■ **Work to be completed**:
Retype the data below verbatim; pictures do not belong in the copy.

■ **Provided records**:
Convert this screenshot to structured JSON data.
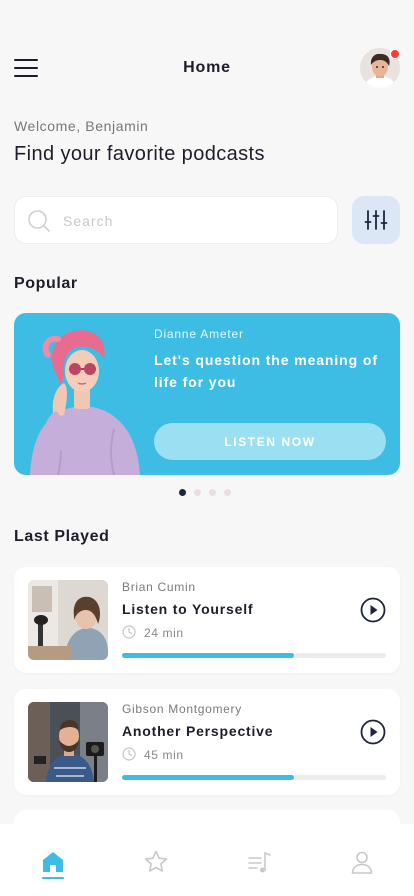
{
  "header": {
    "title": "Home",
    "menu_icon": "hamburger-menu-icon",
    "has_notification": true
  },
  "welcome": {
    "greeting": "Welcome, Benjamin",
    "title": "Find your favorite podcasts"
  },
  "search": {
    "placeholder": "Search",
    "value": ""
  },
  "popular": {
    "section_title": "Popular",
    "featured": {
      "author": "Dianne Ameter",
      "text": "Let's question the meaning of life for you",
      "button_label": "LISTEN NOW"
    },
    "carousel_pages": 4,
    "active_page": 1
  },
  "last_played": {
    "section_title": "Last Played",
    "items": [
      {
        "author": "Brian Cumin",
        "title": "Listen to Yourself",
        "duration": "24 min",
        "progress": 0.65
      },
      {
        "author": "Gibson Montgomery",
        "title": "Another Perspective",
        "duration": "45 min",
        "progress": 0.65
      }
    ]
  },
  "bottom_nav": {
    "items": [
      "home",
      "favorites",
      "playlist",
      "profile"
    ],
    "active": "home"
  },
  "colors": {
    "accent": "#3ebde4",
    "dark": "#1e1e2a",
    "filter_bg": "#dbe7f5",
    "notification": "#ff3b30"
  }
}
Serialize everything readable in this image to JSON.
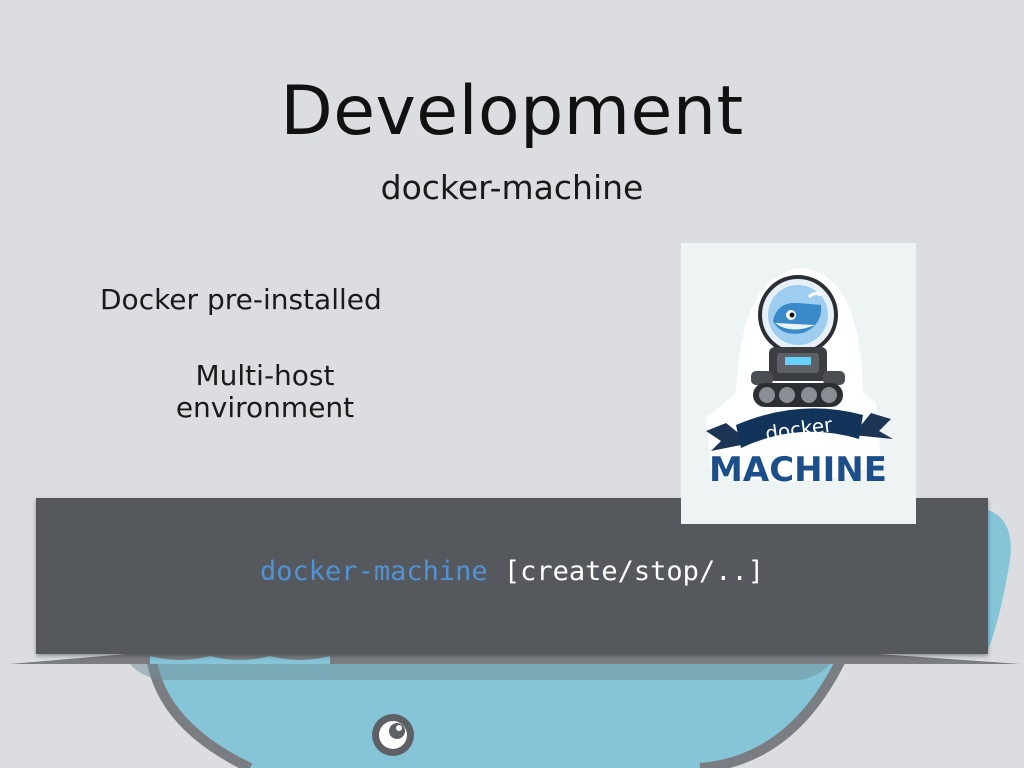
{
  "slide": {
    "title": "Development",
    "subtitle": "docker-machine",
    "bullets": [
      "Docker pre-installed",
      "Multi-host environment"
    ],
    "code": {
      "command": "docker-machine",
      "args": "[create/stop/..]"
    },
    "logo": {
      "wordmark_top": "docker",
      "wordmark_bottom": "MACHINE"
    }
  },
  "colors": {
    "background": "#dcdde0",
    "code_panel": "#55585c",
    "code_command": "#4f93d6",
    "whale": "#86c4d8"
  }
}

■ **Exercise response**:
Convert this screenshot to structured JSON data.
{
  "header": {
    "title": "Home",
    "menu_icon": "hamburger-menu-icon",
    "has_notification": true
  },
  "welcome": {
    "greeting": "Welcome, Benjamin",
    "title": "Find your favorite podcasts"
  },
  "search": {
    "placeholder": "Search",
    "value": ""
  },
  "popular": {
    "section_title": "Popular",
    "featured": {
      "author": "Dianne Ameter",
      "text": "Let's question the meaning of life for you",
      "button_label": "LISTEN NOW"
    },
    "carousel_pages": 4,
    "active_page": 1
  },
  "last_played": {
    "section_title": "Last Played",
    "items": [
      {
        "author": "Brian Cumin",
        "title": "Listen to Yourself",
        "duration": "24 min",
        "progress": 0.65
      },
      {
        "author": "Gibson Montgomery",
        "title": "Another Perspective",
        "duration": "45 min",
        "progress": 0.65
      }
    ]
  },
  "bottom_nav": {
    "items": [
      "home",
      "favorites",
      "playlist",
      "profile"
    ],
    "active": "home"
  },
  "colors": {
    "accent": "#3ebde4",
    "dark": "#1e1e2a",
    "filter_bg": "#dbe7f5",
    "notification": "#ff3b30"
  }
}
Serialize everything readable in this image to JSON.
{
  "slide": {
    "title": "Development",
    "subtitle": "docker-machine",
    "bullets": [
      "Docker pre-installed",
      "Multi-host environment"
    ],
    "code": {
      "command": "docker-machine",
      "args": "[create/stop/..]"
    },
    "logo": {
      "wordmark_top": "docker",
      "wordmark_bottom": "MACHINE"
    }
  },
  "colors": {
    "background": "#dcdde0",
    "code_panel": "#55585c",
    "code_command": "#4f93d6",
    "whale": "#86c4d8"
  }
}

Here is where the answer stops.